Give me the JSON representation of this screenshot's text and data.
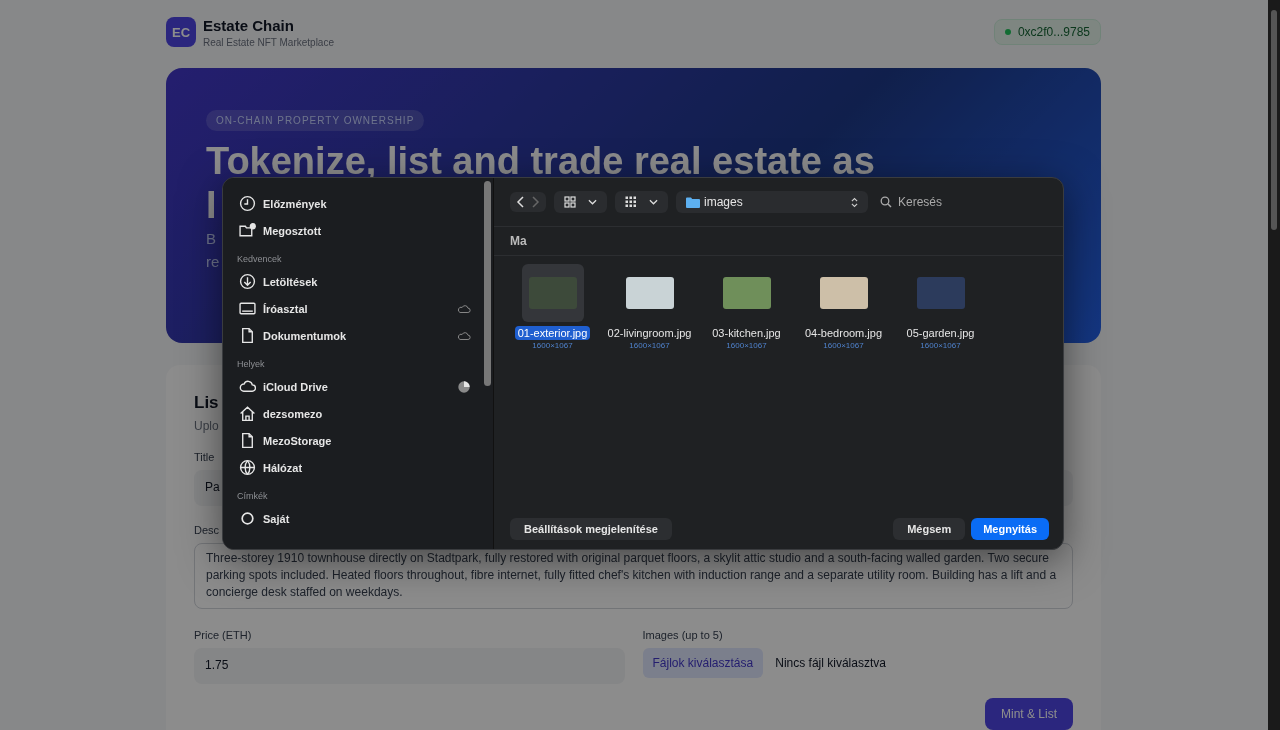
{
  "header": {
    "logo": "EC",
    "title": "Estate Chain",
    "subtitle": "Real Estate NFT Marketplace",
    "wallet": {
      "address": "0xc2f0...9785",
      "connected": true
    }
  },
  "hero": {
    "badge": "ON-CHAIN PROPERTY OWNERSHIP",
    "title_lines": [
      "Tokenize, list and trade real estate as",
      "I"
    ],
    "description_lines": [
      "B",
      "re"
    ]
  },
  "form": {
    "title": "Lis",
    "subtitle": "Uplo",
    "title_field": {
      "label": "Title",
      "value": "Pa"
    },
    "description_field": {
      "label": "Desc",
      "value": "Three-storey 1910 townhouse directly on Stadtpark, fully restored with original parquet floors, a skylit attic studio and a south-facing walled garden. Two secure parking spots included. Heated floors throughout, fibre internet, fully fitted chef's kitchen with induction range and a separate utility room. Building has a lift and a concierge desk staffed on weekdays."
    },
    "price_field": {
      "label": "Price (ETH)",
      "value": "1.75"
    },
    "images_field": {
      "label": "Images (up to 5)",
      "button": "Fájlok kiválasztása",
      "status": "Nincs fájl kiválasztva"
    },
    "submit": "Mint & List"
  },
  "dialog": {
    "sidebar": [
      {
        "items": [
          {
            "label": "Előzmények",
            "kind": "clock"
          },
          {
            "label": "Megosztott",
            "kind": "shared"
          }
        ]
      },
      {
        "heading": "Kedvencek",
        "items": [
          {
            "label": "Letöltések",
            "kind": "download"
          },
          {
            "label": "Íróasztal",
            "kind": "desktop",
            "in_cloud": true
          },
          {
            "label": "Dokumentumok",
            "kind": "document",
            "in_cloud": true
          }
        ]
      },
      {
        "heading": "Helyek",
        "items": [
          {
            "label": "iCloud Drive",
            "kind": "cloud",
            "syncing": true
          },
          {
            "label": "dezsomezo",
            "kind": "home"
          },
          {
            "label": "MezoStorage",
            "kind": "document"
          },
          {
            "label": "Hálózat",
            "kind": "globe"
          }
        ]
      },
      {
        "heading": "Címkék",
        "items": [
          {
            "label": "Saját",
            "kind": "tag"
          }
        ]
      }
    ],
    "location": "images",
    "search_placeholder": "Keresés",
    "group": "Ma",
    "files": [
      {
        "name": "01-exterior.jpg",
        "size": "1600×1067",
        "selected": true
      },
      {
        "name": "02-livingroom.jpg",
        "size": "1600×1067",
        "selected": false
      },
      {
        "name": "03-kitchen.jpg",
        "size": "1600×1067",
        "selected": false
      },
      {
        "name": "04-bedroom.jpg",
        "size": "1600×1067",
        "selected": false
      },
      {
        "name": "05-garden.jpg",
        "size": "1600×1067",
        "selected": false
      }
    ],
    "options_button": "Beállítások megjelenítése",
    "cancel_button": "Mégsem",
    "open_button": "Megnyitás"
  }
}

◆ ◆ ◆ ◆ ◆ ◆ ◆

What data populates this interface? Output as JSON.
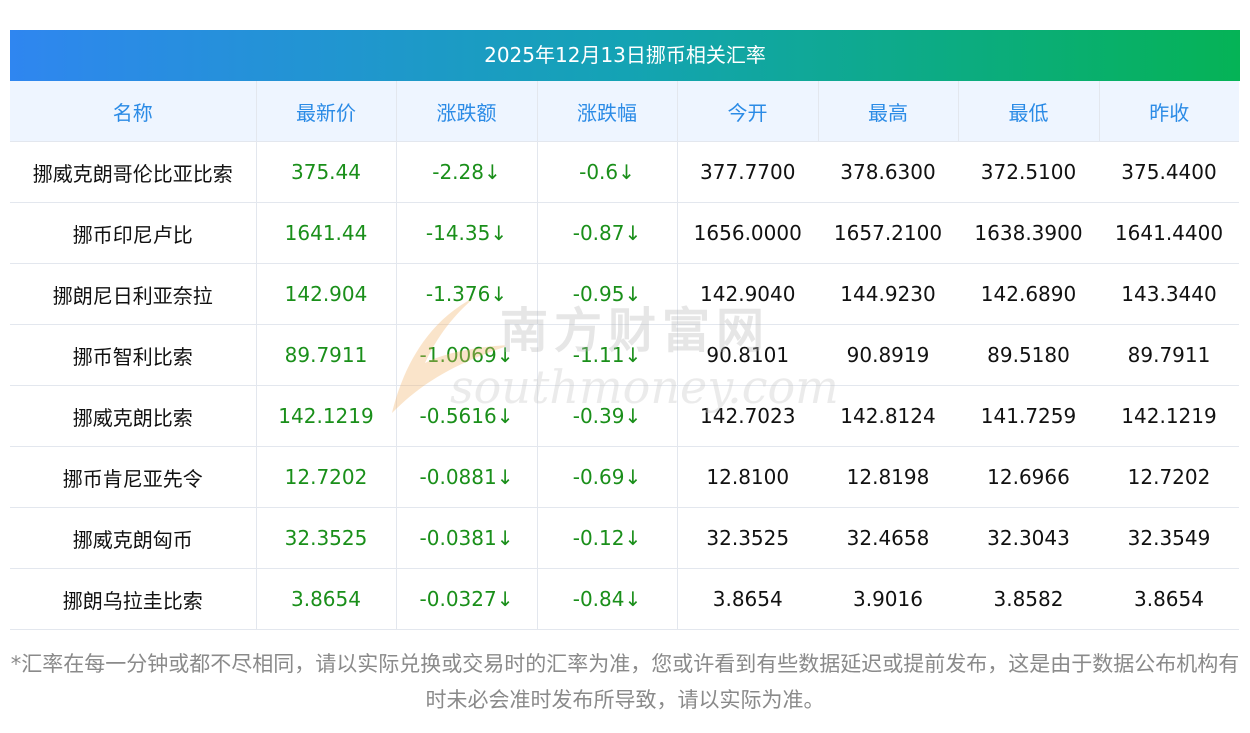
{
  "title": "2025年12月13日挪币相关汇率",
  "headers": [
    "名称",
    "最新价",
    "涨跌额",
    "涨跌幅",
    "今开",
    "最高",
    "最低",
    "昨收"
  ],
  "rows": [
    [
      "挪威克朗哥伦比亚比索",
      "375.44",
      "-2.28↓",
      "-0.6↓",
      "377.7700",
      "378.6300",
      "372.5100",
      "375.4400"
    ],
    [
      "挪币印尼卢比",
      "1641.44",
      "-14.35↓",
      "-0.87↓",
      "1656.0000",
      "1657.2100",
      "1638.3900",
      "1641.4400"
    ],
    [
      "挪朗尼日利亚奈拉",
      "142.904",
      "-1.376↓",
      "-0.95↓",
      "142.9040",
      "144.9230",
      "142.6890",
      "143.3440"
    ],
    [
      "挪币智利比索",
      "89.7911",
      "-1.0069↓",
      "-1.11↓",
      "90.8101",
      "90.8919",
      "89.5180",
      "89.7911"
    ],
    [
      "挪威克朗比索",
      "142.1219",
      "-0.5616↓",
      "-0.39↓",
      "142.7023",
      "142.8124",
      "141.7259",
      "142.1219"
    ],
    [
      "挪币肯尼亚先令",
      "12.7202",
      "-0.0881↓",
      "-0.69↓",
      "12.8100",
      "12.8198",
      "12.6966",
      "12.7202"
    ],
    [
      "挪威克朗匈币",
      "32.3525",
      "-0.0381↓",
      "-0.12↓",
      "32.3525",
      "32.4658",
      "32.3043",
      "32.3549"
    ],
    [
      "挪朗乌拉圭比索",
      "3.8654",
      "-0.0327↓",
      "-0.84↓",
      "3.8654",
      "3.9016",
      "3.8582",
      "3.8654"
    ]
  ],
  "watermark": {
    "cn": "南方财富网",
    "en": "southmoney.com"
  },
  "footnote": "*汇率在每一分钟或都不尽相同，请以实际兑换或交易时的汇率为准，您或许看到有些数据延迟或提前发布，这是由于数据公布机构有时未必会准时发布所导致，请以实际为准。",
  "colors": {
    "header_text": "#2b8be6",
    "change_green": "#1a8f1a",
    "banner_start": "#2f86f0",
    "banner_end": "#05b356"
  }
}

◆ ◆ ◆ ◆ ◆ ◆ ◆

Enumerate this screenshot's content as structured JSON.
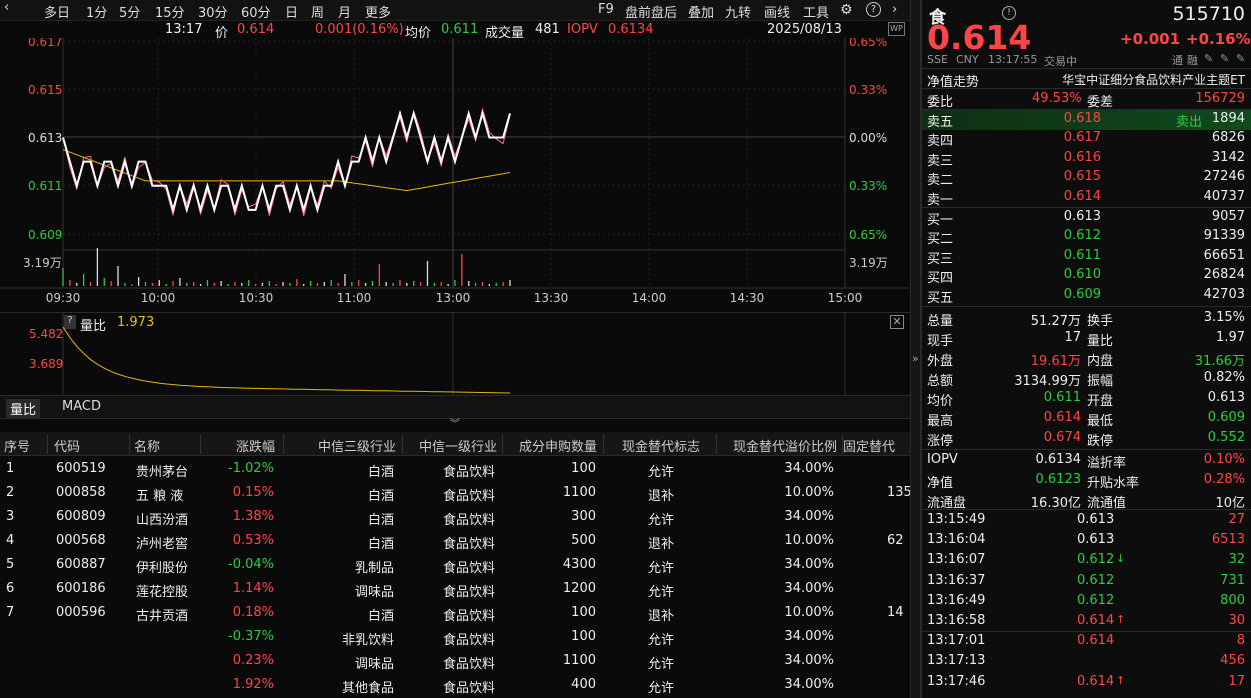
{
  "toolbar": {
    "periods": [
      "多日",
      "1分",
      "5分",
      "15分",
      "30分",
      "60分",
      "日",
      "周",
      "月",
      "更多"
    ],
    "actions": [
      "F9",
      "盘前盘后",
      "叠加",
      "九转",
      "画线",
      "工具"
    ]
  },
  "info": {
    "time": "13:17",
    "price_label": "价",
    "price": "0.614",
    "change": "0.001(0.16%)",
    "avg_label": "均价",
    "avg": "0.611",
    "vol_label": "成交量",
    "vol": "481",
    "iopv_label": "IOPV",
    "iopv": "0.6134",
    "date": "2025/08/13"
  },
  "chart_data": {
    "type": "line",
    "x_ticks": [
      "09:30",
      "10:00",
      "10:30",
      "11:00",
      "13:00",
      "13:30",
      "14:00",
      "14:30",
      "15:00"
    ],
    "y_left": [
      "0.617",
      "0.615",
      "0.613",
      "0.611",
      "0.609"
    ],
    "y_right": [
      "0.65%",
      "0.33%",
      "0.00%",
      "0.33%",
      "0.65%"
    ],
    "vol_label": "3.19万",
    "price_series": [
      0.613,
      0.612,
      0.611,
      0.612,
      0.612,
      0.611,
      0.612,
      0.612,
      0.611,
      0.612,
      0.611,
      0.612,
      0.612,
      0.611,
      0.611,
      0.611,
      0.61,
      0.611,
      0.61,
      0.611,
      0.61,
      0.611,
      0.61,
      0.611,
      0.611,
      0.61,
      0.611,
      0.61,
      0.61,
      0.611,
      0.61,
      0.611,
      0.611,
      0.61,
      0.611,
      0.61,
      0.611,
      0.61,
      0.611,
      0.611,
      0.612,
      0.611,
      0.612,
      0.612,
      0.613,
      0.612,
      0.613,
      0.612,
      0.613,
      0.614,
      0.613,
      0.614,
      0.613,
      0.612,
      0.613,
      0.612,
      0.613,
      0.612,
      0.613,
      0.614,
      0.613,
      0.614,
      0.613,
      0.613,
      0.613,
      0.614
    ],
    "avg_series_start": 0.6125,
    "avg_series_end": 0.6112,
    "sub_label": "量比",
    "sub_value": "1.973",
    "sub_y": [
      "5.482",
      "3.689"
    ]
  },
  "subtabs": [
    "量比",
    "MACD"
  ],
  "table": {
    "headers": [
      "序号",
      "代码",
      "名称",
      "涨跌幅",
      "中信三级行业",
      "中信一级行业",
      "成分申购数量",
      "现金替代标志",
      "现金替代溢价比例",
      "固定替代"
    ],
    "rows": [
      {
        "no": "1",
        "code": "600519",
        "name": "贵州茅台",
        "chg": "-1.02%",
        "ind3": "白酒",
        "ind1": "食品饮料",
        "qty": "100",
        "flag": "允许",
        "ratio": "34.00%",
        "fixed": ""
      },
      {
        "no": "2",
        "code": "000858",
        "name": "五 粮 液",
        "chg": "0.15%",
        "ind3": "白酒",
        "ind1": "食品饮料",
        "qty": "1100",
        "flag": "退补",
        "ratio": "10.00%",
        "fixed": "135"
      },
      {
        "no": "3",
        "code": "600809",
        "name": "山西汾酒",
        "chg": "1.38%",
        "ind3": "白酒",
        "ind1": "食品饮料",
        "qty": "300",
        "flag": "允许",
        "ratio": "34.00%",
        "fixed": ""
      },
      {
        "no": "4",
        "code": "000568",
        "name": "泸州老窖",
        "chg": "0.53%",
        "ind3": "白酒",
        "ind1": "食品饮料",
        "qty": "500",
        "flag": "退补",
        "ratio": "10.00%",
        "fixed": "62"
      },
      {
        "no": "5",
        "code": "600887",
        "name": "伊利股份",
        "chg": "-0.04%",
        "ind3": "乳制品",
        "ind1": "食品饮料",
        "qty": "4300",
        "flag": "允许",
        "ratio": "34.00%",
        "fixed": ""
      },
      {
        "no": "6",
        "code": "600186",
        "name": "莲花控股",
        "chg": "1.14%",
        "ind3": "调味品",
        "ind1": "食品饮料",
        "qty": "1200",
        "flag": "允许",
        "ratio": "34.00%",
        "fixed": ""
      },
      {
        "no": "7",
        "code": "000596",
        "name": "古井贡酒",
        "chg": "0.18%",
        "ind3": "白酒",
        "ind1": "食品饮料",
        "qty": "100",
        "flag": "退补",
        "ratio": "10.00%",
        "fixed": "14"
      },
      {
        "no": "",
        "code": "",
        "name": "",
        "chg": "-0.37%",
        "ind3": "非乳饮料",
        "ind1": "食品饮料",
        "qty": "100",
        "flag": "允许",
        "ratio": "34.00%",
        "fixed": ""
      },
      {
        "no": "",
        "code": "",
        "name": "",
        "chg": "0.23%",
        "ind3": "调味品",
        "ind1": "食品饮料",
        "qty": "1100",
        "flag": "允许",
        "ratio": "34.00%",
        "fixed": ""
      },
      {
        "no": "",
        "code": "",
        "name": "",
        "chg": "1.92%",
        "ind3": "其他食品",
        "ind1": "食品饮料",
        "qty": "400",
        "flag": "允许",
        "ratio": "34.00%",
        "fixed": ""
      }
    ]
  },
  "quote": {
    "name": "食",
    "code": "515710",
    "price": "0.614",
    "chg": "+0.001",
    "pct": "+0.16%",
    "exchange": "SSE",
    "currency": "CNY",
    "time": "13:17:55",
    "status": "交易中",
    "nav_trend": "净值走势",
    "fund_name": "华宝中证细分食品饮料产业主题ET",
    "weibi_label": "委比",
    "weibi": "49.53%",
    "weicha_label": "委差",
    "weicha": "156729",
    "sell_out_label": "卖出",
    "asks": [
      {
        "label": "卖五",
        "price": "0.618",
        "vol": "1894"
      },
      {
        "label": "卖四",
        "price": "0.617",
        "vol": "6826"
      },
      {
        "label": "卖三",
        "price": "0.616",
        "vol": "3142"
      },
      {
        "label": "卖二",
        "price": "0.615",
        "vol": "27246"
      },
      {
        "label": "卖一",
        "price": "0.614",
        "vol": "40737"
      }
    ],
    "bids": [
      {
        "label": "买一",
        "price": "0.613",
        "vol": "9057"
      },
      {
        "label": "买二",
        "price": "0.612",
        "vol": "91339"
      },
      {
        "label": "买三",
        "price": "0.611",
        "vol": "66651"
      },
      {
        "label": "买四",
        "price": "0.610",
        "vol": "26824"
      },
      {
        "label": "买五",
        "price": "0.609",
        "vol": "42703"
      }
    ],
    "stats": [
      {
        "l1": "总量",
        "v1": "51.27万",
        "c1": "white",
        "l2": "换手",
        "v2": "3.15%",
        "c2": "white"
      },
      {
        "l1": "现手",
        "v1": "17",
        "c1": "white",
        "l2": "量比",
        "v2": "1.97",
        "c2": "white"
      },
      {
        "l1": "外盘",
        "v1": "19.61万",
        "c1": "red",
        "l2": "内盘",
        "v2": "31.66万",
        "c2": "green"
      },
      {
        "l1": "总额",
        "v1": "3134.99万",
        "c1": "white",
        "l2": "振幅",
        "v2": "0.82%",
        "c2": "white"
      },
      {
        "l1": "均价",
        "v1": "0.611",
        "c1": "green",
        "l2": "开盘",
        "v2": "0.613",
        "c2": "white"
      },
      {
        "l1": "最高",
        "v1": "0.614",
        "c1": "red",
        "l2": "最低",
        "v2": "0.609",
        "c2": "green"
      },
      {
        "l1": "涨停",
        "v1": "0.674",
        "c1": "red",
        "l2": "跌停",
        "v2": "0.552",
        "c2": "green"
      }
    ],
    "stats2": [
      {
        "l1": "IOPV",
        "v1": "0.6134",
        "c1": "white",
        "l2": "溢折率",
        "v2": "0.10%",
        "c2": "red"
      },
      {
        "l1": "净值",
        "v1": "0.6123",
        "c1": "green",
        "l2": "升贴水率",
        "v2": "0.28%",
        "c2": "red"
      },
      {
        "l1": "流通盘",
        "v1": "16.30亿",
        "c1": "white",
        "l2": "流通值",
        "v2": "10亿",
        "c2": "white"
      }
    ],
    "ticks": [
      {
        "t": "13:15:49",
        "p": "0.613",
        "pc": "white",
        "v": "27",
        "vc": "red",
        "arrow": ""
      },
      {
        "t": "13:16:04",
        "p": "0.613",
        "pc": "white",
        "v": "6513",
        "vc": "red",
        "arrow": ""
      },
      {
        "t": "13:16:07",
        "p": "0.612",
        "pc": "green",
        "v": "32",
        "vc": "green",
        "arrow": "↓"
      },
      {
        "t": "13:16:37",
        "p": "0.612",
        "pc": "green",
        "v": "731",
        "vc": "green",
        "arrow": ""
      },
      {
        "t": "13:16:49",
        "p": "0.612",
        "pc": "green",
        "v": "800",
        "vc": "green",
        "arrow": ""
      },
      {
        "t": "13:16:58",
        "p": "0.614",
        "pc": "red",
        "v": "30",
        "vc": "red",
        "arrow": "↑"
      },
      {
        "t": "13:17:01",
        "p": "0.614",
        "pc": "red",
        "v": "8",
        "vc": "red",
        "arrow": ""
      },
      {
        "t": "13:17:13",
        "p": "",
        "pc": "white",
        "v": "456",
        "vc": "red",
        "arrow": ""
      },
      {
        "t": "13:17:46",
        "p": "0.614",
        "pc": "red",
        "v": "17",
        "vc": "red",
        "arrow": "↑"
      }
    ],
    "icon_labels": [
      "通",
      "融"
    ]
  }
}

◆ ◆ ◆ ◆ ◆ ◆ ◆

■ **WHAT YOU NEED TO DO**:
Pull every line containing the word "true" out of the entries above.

■ **REPLY TO THE EXERCISE**:
      "connected": true
            "in_cloud": true
            "in_cloud": true
            "syncing": true
        "selected": true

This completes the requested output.